This was originally published in the Echo Press
A few weeks ago, I went on a trip to New York City with some of my favorite women in the world.
But here’s the funny thing: This was the first time I had met most of them in person. Up until this point, our friendship had existed on the internet only, as we are all scattered around the globe.
Still, something we have in common — recovery — has brought us all together and is the reason 500 of us traveled to New York. The conference we attended, She Recovers, was the first event of its kind. Women in recovery from anything — alcoholism, drug addiction, eating disorders, etc. — were encouraged to attend.
As I’ve mentioned in past columns, I am sober, and have been for four years. Embracing recovery is what brought me to this group via Facebook. Over the past four years, I have gotten to know these women. We’ve shared our triumphs and failures and joys and sadnesses. So when I heard about this conference and realized many of these women would be in attendance, I knew I had to go.
Upon arriving in NYC, I met up with my friend, Kelly, who shares the same sobriety date as me. We met online when we were both one year sober and became fast friends. I’ve visited Kelly in Florida in the past and attended her wedding this past February, so we already knew we got along in person, hence deciding to room together for the weekend.
I think we were both a little on edge about meeting so many “new” people at once. Not to mention that neither of us are crazy about constant socializing. We headed to the hotel where the conference was and split up, as Kelly was appearing on a panel.
So, left on my own, I began wandering around the vendors. I was worried that having only seen people online, I wouldn’t recognize them in person. But soon I saw a familiar face. I walked over and as we wrapped each other in a big hug, my worries melted away.

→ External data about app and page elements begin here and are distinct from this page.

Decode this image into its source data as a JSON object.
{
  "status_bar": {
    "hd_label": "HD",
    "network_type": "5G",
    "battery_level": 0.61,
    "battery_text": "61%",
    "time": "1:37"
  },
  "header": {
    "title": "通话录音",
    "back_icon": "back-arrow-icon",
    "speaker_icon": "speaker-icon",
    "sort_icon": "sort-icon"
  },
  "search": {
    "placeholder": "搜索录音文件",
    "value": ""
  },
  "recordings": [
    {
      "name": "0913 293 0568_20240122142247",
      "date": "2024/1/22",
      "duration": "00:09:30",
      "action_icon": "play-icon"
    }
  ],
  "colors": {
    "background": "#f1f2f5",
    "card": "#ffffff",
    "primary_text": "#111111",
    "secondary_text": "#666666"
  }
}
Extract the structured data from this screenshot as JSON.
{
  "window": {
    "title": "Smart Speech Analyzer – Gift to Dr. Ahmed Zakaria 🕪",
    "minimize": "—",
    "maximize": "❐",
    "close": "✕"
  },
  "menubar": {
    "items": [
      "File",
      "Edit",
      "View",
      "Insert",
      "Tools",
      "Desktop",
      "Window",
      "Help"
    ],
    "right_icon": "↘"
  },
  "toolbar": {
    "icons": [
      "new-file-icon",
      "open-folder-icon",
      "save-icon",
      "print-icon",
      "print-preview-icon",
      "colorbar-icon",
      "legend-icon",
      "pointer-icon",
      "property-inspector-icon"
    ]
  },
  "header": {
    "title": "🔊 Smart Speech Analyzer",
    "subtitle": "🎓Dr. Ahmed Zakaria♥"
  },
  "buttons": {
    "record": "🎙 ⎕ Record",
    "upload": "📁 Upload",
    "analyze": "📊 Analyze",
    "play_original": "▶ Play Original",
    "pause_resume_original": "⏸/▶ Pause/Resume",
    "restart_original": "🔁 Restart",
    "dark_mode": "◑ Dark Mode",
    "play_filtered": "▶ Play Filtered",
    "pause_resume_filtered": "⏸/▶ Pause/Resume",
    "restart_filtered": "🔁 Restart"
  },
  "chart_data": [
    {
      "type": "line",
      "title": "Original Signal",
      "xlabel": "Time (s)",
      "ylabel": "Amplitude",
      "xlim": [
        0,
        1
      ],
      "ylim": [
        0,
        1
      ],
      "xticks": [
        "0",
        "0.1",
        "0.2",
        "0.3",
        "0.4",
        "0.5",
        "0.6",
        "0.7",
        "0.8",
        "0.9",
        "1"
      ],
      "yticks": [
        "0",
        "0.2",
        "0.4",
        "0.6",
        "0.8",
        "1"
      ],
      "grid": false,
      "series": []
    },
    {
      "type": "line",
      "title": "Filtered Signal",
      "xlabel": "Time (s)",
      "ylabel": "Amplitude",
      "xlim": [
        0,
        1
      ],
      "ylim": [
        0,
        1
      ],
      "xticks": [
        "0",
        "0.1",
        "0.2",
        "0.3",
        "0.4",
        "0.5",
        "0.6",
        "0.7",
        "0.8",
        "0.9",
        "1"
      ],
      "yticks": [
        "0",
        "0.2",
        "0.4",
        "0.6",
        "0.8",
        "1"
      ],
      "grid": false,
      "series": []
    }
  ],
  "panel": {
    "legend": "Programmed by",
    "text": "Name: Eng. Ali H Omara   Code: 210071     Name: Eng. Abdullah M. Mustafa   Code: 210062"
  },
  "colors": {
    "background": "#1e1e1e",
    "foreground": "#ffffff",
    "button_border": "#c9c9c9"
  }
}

As Friday night passed, I met one friend after another. So many hugs were exchanged and the conversation came fluidly, easily. Any passerby would never have guessed most of us were meeting for the first time. Based on the level of comfort, it looked like a bunch of best friends coming together for a long-awaited reunion.
The conference featured some incredible speakers, such as author Glennon Doyle Melton and ABC news anchor Elizabeth Vargas (my stalking paid off and I was able to get a photo with her, fangirling only a little). The conversations that were sparked as a result of the speakers were emotional and thought-provoking. No topic was off limits.
I came away from that weekend with a few big takeaways:
• We are never, ever alone. There was something so powerful about being surrounded by 499 other women who had hit rock bottom and clawed their way out. Regardless of what each of us was in recovery from, we found common ground and connection.
• It’s OK to not be OK. So often we focus on appearing as if we have our life together and under control, but the reality is that barely any of us do. And truly, the most growth happens in the times of struggle and confusion. Embracing that chaos is difficult, but it pays off.
• Friendship isn’t about people you’ve known the longest. The truth is that I felt more comfortable around some of these women than I do around some people I’ve known forever. Maybe that has something to do with the fact that we have all been through hard things and understand what it entails to come out the other side. All I know is that I found a sense of peace and comfort with these women. They’re my people.
• Having faith of some sort is vital. Even when we feel that our life is at a good, comfortable point, there will surely be struggles in the future. And in these times, it’s so important to have something to put faith in. That faith can look different for everyone, and that’s perfectly OK. All that matters is that you have it.
The She Recovers event is a memory I’ll covet forever. I was nervous to attend it, but something told me I needed to. And that something was right. I’m already counting down the days until next year’s conference and when I get to hug my people again.